Did you have an outlet for this dark vision before you started making these movies?
Always. When I was a little boy, I used to make my room into a horror room so friends could come over and be scared. I have a fascination with getting a reaction from people, like a pranker or something. I don’t know where it comes from, but I love to frighten people.
A lot of reviews say that you have contempt for your audience. What do you think of that?
What does “contempt” mean?
A dislike or, in this case, a desire to torture your audience, much as you do your characters.
Oh, yeah yeah yeah. Of course, I love my audience. They make me successful. I want to please them and to frighten them at the same time. Horror audiences, they want to be thrilled, they want to be entertained because they are safe, themselves. I want to give them the sickest ride possible.
Roger Ebert wrote that Part 2 was “reprehensible, dismaying, ugly, artless and an affront to any notion, however remote, of human decency.” What do you think about that?
Yeah. I think it’s great. I’m very proud of the fact that he gave me no stars, also. He doesn’t give a lot of films zero stars. He does it with 1 and 2. They’re in a place where the stars don’t shine. That is, of course, a great reaction. When the guy died, sadly enough, they referenced some of his most epic reviews and they mentioned The Human Centipede. So it’s a big honor.
I imagine putting something like this into the world makes people extremely comfortable to say fucked-up, insane things to you.

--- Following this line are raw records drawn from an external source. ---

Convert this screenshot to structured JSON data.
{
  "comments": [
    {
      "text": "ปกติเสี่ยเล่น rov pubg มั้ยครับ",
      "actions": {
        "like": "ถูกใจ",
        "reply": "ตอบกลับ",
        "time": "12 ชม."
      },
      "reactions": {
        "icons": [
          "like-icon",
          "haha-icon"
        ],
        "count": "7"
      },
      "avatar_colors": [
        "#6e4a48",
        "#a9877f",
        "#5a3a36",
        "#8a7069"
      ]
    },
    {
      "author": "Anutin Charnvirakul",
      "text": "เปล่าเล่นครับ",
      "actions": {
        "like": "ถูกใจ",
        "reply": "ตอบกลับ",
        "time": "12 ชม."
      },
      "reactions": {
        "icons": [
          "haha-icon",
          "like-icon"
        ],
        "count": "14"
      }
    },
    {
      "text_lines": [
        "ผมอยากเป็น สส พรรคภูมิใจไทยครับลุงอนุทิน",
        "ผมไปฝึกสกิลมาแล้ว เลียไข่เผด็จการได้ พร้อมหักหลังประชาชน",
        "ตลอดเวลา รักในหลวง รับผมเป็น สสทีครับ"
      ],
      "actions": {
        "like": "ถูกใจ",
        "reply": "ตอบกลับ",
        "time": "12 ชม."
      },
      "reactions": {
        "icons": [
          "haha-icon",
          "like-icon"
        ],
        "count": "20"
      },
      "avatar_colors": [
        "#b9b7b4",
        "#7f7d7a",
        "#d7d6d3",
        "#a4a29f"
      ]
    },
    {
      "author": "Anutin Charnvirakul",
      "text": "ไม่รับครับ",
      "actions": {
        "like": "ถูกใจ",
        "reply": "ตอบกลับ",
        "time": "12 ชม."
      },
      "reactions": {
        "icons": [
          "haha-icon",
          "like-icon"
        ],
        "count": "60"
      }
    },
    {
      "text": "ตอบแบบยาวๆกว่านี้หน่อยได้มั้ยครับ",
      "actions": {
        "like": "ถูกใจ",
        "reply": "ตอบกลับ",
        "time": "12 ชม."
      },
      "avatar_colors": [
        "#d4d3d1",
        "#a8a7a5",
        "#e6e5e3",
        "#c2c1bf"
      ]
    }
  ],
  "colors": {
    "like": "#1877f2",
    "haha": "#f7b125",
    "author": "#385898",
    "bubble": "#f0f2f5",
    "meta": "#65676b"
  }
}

Oh yeah. I have people who have emailed me that they wanted to eat shit for real, to convince me to cast them. I have these people that absolutely want to do anything to please me in the gore department and I have people that want me dead. They want to have me killed. They want to shoot me, cut me open with glass, or...again, the two strong emotions.
Has anyone been particularly confrontational or hostile?
With Part 1 and 2, a lot of women were afraid of me. They thought, “You’re worse than Satan. I am afraid to even look at you. Because of what comes out of your mind, you must be insane.” A lot of women say to me, “You need professional help.” I find that very funny.
Are you a misogynist?
No, not at all. I absolutely love women. The character of Daisy in Part 3 [played by porn star Bree Olson]—Bill Boss is such an asshole [to her]. He’s very bad to women. But it’s great to write it! But in real life, I love women. I couldn’t hurt a mouse and I adore women.
What’s great about writing that?
I have so much fun when I write it. I’m really knuckling when I write my stuff. I find them so funny. I get such a big thrill of that. If something is politically correct and cannot be shown or said, somehow I get a big thrill about that. So many people have to laugh, but others don’t. They find it very offensive. And that makes me laugh again. In the end, I’m only laughing.
Do you like human beings?
I don’t like human beings, specifically. I think we were born evil, somehow. When wars happen, or whatever happens, we turn into monsters. Animals kill each other to have food. Human beings kill out of pleasure. People are very sadistic. We have very strong emotions like jealousy and schadenfreude. Mankind has a lot of really disturbing emotions because we are so intelligent. We can be so wrong. I like animals more, to be honest.
I think one could argue that you’re sadistic, Tom.
Yeah, I can be sadistic, but not in real life. It’s all in my mind. I could never hurt anyone or a fly or whatever. It’s only in my art I can do that. And that’s pretty safe, don’t you think?
The Human Centipede 3 is in theaters and on demand tomorrow.